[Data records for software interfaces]
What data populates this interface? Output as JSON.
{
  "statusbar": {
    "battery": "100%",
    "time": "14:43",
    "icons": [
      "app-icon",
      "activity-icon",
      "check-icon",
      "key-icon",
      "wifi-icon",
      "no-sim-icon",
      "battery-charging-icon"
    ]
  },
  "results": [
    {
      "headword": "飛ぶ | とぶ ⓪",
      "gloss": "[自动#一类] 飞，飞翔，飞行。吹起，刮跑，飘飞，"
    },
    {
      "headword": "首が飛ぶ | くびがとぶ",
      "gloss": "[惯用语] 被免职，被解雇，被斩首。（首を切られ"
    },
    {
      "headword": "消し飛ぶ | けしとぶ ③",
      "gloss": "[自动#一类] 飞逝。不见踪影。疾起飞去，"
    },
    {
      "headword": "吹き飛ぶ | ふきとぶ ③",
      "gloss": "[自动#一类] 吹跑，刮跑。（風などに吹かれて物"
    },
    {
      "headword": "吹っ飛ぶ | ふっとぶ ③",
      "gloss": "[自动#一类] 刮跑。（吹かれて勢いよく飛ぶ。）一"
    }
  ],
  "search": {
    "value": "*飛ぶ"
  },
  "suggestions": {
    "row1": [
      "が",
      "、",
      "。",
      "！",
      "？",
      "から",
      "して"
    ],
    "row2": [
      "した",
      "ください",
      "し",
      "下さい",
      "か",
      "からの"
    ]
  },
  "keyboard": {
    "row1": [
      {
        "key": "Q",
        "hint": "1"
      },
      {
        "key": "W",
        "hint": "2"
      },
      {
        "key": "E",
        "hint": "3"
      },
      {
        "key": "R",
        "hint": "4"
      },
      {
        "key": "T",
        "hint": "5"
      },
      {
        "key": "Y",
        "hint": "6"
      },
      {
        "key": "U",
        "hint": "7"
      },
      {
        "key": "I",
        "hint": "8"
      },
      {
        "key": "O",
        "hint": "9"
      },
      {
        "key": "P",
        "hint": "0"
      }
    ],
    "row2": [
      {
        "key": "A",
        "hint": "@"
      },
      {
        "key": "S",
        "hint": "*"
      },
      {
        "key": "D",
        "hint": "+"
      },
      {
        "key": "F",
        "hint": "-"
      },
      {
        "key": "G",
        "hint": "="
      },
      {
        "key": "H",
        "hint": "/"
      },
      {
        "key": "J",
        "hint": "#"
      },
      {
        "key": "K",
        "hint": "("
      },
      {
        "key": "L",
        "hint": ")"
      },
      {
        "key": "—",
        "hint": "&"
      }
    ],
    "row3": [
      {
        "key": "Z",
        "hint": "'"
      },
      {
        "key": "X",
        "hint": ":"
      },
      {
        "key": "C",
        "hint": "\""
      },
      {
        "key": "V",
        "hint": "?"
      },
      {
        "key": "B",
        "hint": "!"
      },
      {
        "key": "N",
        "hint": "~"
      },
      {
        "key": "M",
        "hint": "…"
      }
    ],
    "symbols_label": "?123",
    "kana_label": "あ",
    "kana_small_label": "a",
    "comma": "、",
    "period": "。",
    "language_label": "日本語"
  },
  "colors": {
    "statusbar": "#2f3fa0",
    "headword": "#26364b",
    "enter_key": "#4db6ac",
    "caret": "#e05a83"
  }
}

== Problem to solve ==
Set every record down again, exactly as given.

== Solution for this task ==
What data populates this interface? Output as JSON.
{
  "statusbar": {
    "battery": "100%",
    "time": "14:43",
    "icons": [
      "app-icon",
      "activity-icon",
      "check-icon",
      "key-icon",
      "wifi-icon",
      "no-sim-icon",
      "battery-charging-icon"
    ]
  },
  "results": [
    {
      "headword": "飛ぶ | とぶ ⓪",
      "gloss": "[自动#一类] 飞，飞翔，飞行。吹起，刮跑，飘飞，"
    },
    {
      "headword": "首が飛ぶ | くびがとぶ",
      "gloss": "[惯用语] 被免职，被解雇，被斩首。（首を切られ"
    },
    {
      "headword": "消し飛ぶ | けしとぶ ③",
      "gloss": "[自动#一类] 飞逝。不见踪影。疾起飞去，"
    },
    {
      "headword": "吹き飛ぶ | ふきとぶ ③",
      "gloss": "[自动#一类] 吹跑，刮跑。（風などに吹かれて物"
    },
    {
      "headword": "吹っ飛ぶ | ふっとぶ ③",
      "gloss": "[自动#一类] 刮跑。（吹かれて勢いよく飛ぶ。）一"
    }
  ],
  "search": {
    "value": "*飛ぶ"
  },
  "suggestions": {
    "row1": [
      "が",
      "、",
      "。",
      "！",
      "？",
      "から",
      "して"
    ],
    "row2": [
      "した",
      "ください",
      "し",
      "下さい",
      "か",
      "からの"
    ]
  },
  "keyboard": {
    "row1": [
      {
        "key": "Q",
        "hint": "1"
      },
      {
        "key": "W",
        "hint": "2"
      },
      {
        "key": "E",
        "hint": "3"
      },
      {
        "key": "R",
        "hint": "4"
      },
      {
        "key": "T",
        "hint": "5"
      },
      {
        "key": "Y",
        "hint": "6"
      },
      {
        "key": "U",
        "hint": "7"
      },
      {
        "key": "I",
        "hint": "8"
      },
      {
        "key": "O",
        "hint": "9"
      },
      {
        "key": "P",
        "hint": "0"
      }
    ],
    "row2": [
      {
        "key": "A",
        "hint": "@"
      },
      {
        "key": "S",
        "hint": "*"
      },
      {
        "key": "D",
        "hint": "+"
      },
      {
        "key": "F",
        "hint": "-"
      },
      {
        "key": "G",
        "hint": "="
      },
      {
        "key": "H",
        "hint": "/"
      },
      {
        "key": "J",
        "hint": "#"
      },
      {
        "key": "K",
        "hint": "("
      },
      {
        "key": "L",
        "hint": ")"
      },
      {
        "key": "—",
        "hint": "&"
      }
    ],
    "row3": [
      {
        "key": "Z",
        "hint": "'"
      },
      {
        "key": "X",
        "hint": ":"
      },
      {
        "key": "C",
        "hint": "\""
      },
      {
        "key": "V",
        "hint": "?"
      },
      {
        "key": "B",
        "hint": "!"
      },
      {
        "key": "N",
        "hint": "~"
      },
      {
        "key": "M",
        "hint": "…"
      }
    ],
    "symbols_label": "?123",
    "kana_label": "あ",
    "kana_small_label": "a",
    "comma": "、",
    "period": "。",
    "language_label": "日本語"
  },
  "colors": {
    "statusbar": "#2f3fa0",
    "headword": "#26364b",
    "enter_key": "#4db6ac",
    "caret": "#e05a83"
  }
}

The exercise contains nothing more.